··· Task material
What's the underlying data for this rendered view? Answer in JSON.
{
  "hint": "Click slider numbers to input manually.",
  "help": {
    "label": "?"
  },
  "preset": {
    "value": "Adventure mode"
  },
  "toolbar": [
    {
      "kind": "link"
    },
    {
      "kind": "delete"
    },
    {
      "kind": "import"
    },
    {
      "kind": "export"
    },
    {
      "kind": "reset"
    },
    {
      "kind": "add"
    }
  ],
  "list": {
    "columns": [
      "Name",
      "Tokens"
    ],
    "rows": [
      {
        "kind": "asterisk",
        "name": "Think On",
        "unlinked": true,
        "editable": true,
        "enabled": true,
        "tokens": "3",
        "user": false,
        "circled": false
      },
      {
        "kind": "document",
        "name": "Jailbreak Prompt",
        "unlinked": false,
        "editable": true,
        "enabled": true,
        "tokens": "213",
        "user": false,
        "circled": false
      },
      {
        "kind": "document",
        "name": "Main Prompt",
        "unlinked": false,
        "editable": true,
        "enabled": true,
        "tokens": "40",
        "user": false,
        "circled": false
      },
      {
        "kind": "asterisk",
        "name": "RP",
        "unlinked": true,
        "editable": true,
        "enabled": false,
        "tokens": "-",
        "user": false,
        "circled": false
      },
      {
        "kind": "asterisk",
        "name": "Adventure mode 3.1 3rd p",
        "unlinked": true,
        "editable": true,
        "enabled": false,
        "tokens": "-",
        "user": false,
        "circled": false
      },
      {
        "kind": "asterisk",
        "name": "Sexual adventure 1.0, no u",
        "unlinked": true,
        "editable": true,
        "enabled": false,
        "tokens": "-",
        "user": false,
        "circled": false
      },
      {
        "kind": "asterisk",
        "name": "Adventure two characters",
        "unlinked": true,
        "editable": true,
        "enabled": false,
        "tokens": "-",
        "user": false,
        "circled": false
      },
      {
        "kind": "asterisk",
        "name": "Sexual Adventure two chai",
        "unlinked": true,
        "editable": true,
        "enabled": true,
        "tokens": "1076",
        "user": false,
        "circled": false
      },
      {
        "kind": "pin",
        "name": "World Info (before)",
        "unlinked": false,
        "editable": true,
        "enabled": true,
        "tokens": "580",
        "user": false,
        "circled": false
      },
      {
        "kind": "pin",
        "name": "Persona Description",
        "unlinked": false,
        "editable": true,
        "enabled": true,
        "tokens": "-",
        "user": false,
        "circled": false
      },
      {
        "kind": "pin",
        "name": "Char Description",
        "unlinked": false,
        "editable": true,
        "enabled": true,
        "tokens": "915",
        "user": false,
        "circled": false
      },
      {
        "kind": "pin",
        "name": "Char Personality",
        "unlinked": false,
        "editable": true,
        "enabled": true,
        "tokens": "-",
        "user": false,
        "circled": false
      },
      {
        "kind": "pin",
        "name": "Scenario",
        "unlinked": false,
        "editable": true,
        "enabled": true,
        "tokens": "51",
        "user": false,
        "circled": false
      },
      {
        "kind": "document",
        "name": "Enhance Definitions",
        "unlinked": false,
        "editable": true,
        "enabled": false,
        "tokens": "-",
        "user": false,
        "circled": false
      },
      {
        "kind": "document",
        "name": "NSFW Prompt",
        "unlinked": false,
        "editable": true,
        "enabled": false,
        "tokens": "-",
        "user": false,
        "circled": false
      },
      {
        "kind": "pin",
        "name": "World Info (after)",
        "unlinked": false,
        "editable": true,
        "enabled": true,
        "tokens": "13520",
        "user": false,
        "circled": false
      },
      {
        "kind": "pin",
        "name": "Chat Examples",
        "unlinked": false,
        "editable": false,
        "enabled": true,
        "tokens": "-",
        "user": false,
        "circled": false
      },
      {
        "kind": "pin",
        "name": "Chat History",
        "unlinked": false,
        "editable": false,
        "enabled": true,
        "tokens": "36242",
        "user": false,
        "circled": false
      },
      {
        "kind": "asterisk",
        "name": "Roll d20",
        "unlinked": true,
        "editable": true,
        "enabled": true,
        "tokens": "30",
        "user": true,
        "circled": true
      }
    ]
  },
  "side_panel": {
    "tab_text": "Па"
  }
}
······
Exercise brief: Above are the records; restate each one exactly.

Task answer:
What's the underlying data for this rendered view? Answer in JSON.
{
  "hint": "Click slider numbers to input manually.",
  "help": {
    "label": "?"
  },
  "preset": {
    "value": "Adventure mode"
  },
  "toolbar": [
    {
      "kind": "link"
    },
    {
      "kind": "delete"
    },
    {
      "kind": "import"
    },
    {
      "kind": "export"
    },
    {
      "kind": "reset"
    },
    {
      "kind": "add"
    }
  ],
  "list": {
    "columns": [
      "Name",
      "Tokens"
    ],
    "rows": [
      {
        "kind": "asterisk",
        "name": "Think On",
        "unlinked": true,
        "editable": true,
        "enabled": true,
        "tokens": "3",
        "user": false,
        "circled": false
      },
      {
        "kind": "document",
        "name": "Jailbreak Prompt",
        "unlinked": false,
        "editable": true,
        "enabled": true,
        "tokens": "213",
        "user": false,
        "circled": false
      },
      {
        "kind": "document",
        "name": "Main Prompt",
        "unlinked": false,
        "editable": true,
        "enabled": true,
        "tokens": "40",
        "user": false,
        "circled": false
      },
      {
        "kind": "asterisk",
        "name": "RP",
        "unlinked": true,
        "editable": true,
        "enabled": false,
        "tokens": "-",
        "user": false,
        "circled": false
      },
      {
        "kind": "asterisk",
        "name": "Adventure mode 3.1 3rd p",
        "unlinked": true,
        "editable": true,
        "enabled": false,
        "tokens": "-",
        "user": false,
        "circled": false
      },
      {
        "kind": "asterisk",
        "name": "Sexual adventure 1.0, no u",
        "unlinked": true,
        "editable": true,
        "enabled": false,
        "tokens": "-",
        "user": false,
        "circled": false
      },
      {
        "kind": "asterisk",
        "name": "Adventure two characters",
        "unlinked": true,
        "editable": true,
        "enabled": false,
        "tokens": "-",
        "user": false,
        "circled": false
      },
      {
        "kind": "asterisk",
        "name": "Sexual Adventure two chai",
        "unlinked": true,
        "editable": true,
        "enabled": true,
        "tokens": "1076",
        "user": false,
        "circled": false
      },
      {
        "kind": "pin",
        "name": "World Info (before)",
        "unlinked": false,
        "editable": true,
        "enabled": true,
        "tokens": "580",
        "user": false,
        "circled": false
      },
      {
        "kind": "pin",
        "name": "Persona Description",
        "unlinked": false,
        "editable": true,
        "enabled": true,
        "tokens": "-",
        "user": false,
        "circled": false
      },
      {
        "kind": "pin",
        "name": "Char Description",
        "unlinked": false,
        "editable": true,
        "enabled": true,
        "tokens": "915",
        "user": false,
        "circled": false
      },
      {
        "kind": "pin",
        "name": "Char Personality",
        "unlinked": false,
        "editable": true,
        "enabled": true,
        "tokens": "-",
        "user": false,
        "circled": false
      },
      {
        "kind": "pin",
        "name": "Scenario",
        "unlinked": false,
        "editable": true,
        "enabled": true,
        "tokens": "51",
        "user": false,
        "circled": false
      },
      {
        "kind": "document",
        "name": "Enhance Definitions",
        "unlinked": false,
        "editable": true,
        "enabled": false,
        "tokens": "-",
        "user": false,
        "circled": false
      },
      {
        "kind": "document",
        "name": "NSFW Prompt",
        "unlinked": false,
        "editable": true,
        "enabled": false,
        "tokens": "-",
        "user": false,
        "circled": false
      },
      {
        "kind": "pin",
        "name": "World Info (after)",
        "unlinked": false,
        "editable": true,
        "enabled": true,
        "tokens": "13520",
        "user": false,
        "circled": false
      },
      {
        "kind": "pin",
        "name": "Chat Examples",
        "unlinked": false,
        "editable": false,
        "enabled": true,
        "tokens": "-",
        "user": false,
        "circled": false
      },
      {
        "kind": "pin",
        "name": "Chat History",
        "unlinked": false,
        "editable": false,
        "enabled": true,
        "tokens": "36242",
        "user": false,
        "circled": false
      },
      {
        "kind": "asterisk",
        "name": "Roll d20",
        "unlinked": true,
        "editable": true,
        "enabled": true,
        "tokens": "30",
        "user": true,
        "circled": true
      }
    ]
  },
  "side_panel": {
    "tab_text": "Па"
  }
}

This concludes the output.